YOUR TASK:
Down to the final line, write out the data below exactly.

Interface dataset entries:
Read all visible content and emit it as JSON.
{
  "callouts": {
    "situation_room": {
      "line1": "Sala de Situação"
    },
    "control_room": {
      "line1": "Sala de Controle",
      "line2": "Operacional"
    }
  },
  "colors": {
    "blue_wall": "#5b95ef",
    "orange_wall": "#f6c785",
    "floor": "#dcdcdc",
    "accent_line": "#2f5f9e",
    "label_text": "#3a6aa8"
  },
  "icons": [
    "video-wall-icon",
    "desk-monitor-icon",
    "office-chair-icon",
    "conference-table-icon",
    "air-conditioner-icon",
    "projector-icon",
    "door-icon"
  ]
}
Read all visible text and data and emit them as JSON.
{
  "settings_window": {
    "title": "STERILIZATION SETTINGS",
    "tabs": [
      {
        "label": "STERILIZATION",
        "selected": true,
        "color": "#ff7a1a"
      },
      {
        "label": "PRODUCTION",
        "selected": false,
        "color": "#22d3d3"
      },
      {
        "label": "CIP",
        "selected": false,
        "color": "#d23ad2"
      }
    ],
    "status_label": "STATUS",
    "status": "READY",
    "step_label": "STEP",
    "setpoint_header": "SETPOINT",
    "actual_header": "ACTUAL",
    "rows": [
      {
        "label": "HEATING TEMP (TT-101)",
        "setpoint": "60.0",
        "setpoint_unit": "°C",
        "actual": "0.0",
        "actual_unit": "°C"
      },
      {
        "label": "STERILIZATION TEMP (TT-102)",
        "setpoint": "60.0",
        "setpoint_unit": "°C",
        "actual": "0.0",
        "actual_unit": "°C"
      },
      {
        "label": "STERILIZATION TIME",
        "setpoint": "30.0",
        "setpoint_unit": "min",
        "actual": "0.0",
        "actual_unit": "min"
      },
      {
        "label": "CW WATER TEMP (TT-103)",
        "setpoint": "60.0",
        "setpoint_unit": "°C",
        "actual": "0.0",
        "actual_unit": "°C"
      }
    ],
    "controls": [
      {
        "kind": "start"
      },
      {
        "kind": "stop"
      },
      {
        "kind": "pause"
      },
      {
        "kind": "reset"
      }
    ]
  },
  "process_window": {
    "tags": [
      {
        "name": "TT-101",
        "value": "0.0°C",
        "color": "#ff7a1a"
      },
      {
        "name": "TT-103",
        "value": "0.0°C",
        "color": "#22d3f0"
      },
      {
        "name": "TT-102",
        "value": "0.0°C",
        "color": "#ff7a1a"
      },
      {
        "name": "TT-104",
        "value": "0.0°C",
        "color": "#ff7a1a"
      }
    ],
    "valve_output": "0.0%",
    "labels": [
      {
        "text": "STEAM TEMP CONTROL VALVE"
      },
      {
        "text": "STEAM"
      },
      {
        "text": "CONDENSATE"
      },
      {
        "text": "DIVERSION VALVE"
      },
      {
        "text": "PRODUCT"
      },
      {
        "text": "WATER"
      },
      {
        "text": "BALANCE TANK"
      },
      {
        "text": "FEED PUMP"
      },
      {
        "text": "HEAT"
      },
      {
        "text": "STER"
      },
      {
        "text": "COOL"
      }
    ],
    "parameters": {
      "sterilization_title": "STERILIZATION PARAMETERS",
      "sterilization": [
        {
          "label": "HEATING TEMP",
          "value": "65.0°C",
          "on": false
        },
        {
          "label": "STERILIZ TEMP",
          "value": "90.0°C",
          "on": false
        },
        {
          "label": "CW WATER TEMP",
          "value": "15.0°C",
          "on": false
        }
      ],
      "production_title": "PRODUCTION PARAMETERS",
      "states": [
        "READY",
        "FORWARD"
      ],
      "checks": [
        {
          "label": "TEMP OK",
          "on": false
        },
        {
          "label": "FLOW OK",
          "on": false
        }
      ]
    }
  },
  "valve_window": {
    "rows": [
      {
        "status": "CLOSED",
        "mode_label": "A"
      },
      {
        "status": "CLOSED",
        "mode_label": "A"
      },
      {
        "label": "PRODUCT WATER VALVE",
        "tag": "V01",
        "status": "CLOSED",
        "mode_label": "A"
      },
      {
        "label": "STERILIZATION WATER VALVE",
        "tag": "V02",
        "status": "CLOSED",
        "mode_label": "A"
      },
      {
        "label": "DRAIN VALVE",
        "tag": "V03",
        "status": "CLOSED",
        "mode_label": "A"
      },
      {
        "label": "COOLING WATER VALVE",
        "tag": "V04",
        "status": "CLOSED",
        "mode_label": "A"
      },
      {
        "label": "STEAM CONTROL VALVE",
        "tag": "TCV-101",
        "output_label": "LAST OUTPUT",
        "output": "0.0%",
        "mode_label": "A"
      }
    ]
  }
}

SOLUTION TO THE PROBLEM:
Read all visible content and emit it as JSON.
{
  "callouts": {
    "situation_room": {
      "line1": "Sala de Situação"
    },
    "control_room": {
      "line1": "Sala de Controle",
      "line2": "Operacional"
    }
  },
  "colors": {
    "blue_wall": "#5b95ef",
    "orange_wall": "#f6c785",
    "floor": "#dcdcdc",
    "accent_line": "#2f5f9e",
    "label_text": "#3a6aa8"
  },
  "icons": [
    "video-wall-icon",
    "desk-monitor-icon",
    "office-chair-icon",
    "conference-table-icon",
    "air-conditioner-icon",
    "projector-icon",
    "door-icon"
  ]
}
Read all visible text and data and emit them as JSON.
{
  "settings_window": {
    "title": "STERILIZATION SETTINGS",
    "tabs": [
      {
        "label": "STERILIZATION",
        "selected": true,
        "color": "#ff7a1a"
      },
      {
        "label": "PRODUCTION",
        "selected": false,
        "color": "#22d3d3"
      },
      {
        "label": "CIP",
        "selected": false,
        "color": "#d23ad2"
      }
    ],
    "status_label": "STATUS",
    "status": "READY",
    "step_label": "STEP",
    "setpoint_header": "SETPOINT",
    "actual_header": "ACTUAL",
    "rows": [
      {
        "label": "HEATING TEMP (TT-101)",
        "setpoint": "60.0",
        "setpoint_unit": "°C",
        "actual": "0.0",
        "actual_unit": "°C"
      },
      {
        "label": "STERILIZATION TEMP (TT-102)",
        "setpoint": "60.0",
        "setpoint_unit": "°C",
        "actual": "0.0",
        "actual_unit": "°C"
      },
      {
        "label": "STERILIZATION TIME",
        "setpoint": "30.0",
        "setpoint_unit": "min",
        "actual": "0.0",
        "actual_unit": "min"
      },
      {
        "label": "CW WATER TEMP (TT-103)",
        "setpoint": "60.0",
        "setpoint_unit": "°C",
        "actual": "0.0",
        "actual_unit": "°C"
      }
    ],
    "controls": [
      {
        "kind": "start"
      },
      {
        "kind": "stop"
      },
      {
        "kind": "pause"
      },
      {
        "kind": "reset"
      }
    ]
  },
  "process_window": {
    "tags": [
      {
        "name": "TT-101",
        "value": "0.0°C",
        "color": "#ff7a1a"
      },
      {
        "name": "TT-103",
        "value": "0.0°C",
        "color": "#22d3f0"
      },
      {
        "name": "TT-102",
        "value": "0.0°C",
        "color": "#ff7a1a"
      },
      {
        "name": "TT-104",
        "value": "0.0°C",
        "color": "#ff7a1a"
      }
    ],
    "valve_output": "0.0%",
    "labels": [
      {
        "text": "STEAM TEMP CONTROL VALVE"
      },
      {
        "text": "STEAM"
      },
      {
        "text": "CONDENSATE"
      },
      {
        "text": "DIVERSION VALVE"
      },
      {
        "text": "PRODUCT"
      },
      {
        "text": "WATER"
      },
      {
        "text": "BALANCE TANK"
      },
      {
        "text": "FEED PUMP"
      },
      {
        "text": "HEAT"
      },
      {
        "text": "STER"
      },
      {
        "text": "COOL"
      }
    ],
    "parameters": {
      "sterilization_title": "STERILIZATION PARAMETERS",
      "sterilization": [
        {
          "label": "HEATING TEMP",
          "value": "65.0°C",
          "on": false
        },
        {
          "label": "STERILIZ TEMP",
          "value": "90.0°C",
          "on": false
        },
        {
          "label": "CW WATER TEMP",
          "value": "15.0°C",
          "on": false
        }
      ],
      "production_title": "PRODUCTION PARAMETERS",
      "states": [
        "READY",
        "FORWARD"
      ],
      "checks": [
        {
          "label": "TEMP OK",
          "on": false
        },
        {
          "label": "FLOW OK",
          "on": false
        }
      ]
    }
  },
  "valve_window": {
    "rows": [
      {
        "status": "CLOSED",
        "mode_label": "A"
      },
      {
        "status": "CLOSED",
        "mode_label": "A"
      },
      {
        "label": "PRODUCT WATER VALVE",
        "tag": "V01",
        "status": "CLOSED",
        "mode_label": "A"
      },
      {
        "label": "STERILIZATION WATER VALVE",
        "tag": "V02",
        "status": "CLOSED",
        "mode_label": "A"
      },
      {
        "label": "DRAIN VALVE",
        "tag": "V03",
        "status": "CLOSED",
        "mode_label": "A"
      },
      {
        "label": "COOLING WATER VALVE",
        "tag": "V04",
        "status": "CLOSED",
        "mode_label": "A"
      },
      {
        "label": "STEAM CONTROL VALVE",
        "tag": "TCV-101",
        "output_label": "LAST OUTPUT",
        "output": "0.0%",
        "mode_label": "A"
      }
    ]
  }
}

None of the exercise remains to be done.